# Definition:Language of Propositional Logic/Formal Grammar

## Definition

The formal grammar of the language of propositional logic (and hence its WFFs) can be defined in the following ways.

### Backus-Naur Form

In Backus-Naur form, the formal grammar of the language of propositional logic takes the following form:

 $\displaystyle$ ::= $\displaystyle p \ \mid \ \top \ \mid \ \bot$ where $p \in \mathcal P_0$ is a letter $\displaystyle$ ::= $\displaystyle \neg$  $\displaystyle$ ::= $\displaystyle ($ $)$ $\displaystyle$ ::= $\displaystyle \land \ \mid \ \lor \ \mid \implies \mid \iff$

Note that this is a top-down grammar: we start with a metasymbol <formula> and progressively replace it with constructs containing other metasymbols and/or primitive symbols, until finally we are left with a well-formed formula of $\mathcal L_0$ consisting of nothing but primitive symbols.

### Bottom-Up Specification

The following rules of formation constitute a bottom-up grammar for the language of propositional logic $\mathcal L_0$.

• Let $\mathcal P_0$ be the vocabulary of $\mathcal L_0$.
• Let $Op = \left\{{\land, \lor, \implies, \iff}\right\}$.

The rules are:

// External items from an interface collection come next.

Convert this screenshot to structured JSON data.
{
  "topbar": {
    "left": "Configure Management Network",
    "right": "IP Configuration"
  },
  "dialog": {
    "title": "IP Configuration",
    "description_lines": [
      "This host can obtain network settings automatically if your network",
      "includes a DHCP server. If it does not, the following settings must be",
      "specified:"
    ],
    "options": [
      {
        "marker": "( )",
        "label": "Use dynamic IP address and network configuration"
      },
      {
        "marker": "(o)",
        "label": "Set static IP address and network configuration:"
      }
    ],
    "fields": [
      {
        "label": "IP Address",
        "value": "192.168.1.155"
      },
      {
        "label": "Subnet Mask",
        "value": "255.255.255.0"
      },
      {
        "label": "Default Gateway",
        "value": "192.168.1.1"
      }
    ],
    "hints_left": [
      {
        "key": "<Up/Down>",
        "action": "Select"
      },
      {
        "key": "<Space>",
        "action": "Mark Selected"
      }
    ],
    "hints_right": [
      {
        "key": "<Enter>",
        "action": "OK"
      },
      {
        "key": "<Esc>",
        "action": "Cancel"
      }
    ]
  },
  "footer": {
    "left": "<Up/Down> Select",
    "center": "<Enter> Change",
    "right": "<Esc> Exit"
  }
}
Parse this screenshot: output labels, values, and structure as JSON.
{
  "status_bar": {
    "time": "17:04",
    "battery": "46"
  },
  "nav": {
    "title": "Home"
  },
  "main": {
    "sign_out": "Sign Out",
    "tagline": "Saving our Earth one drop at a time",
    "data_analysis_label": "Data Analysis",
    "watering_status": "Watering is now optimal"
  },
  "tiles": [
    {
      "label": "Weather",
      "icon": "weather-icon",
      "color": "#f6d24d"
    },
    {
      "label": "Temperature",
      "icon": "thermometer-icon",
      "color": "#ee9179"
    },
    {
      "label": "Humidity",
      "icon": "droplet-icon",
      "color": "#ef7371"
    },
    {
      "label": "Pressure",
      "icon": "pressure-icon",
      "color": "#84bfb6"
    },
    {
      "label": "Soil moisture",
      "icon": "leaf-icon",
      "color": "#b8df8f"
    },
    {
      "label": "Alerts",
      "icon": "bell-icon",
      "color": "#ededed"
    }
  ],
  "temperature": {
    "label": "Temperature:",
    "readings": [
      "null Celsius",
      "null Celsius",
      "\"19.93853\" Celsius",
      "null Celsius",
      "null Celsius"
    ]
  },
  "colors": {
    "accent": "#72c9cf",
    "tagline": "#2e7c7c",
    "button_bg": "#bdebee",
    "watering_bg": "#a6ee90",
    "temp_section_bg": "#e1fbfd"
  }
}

 $\mathbf W: TF$ $:$ $\top$ is a WFF, and $\bot$ is a WFF. $\mathbf W: \mathcal P_0$ $:$ If $p \in \mathcal P_0$, then $p$ is a WFF. $\mathbf W: \neg$ $:$ If $\mathbf A$ is a WFF, then $\neg \mathbf A$ is a WFF. $\mathbf W: Op$ $:$ If $\mathbf A$ is a WFF and $\mathbf B$ is a WFF and $\circ \in Op$, then $\left({\mathbf A \circ \mathbf B}\right)$ is a WFF.

Any string which can not be created by means of the above rules is not a WFF.

## Contents

### Well-Formed Formula

Let $\mathbf A$ be approved of by the formal grammar of propositional logic.

Then $\mathbf A$ is called a well-formed formula of propositional logic.

Often, one abbreviates "well-formed formula", speaking of a WFF of propositional logic instead.

## Also known as

The formal grammar of propositional logic is also referred to as its syntax.